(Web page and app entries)
§
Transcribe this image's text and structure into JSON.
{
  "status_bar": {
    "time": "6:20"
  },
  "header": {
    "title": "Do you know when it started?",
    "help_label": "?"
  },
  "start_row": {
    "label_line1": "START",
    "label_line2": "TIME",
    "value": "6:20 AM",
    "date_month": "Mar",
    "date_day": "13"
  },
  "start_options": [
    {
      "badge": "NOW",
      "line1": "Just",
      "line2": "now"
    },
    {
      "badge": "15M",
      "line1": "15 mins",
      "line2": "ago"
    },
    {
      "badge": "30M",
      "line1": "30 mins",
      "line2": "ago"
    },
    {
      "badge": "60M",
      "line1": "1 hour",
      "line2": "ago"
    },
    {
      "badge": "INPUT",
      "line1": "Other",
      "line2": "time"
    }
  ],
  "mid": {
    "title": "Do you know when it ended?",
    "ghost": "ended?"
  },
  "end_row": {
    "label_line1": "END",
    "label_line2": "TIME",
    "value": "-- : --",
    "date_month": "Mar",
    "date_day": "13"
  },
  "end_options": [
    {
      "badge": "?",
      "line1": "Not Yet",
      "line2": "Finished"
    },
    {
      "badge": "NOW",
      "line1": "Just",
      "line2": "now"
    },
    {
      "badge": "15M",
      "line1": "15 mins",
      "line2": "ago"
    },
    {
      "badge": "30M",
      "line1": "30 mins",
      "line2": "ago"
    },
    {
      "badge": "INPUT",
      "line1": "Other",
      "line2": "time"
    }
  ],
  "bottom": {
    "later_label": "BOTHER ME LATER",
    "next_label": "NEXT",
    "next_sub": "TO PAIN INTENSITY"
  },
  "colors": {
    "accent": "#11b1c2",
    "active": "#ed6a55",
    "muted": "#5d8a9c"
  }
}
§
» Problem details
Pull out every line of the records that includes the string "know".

» Written solution
    "title": "Do you know when it started?",
    "title": "Do you know when it ended?",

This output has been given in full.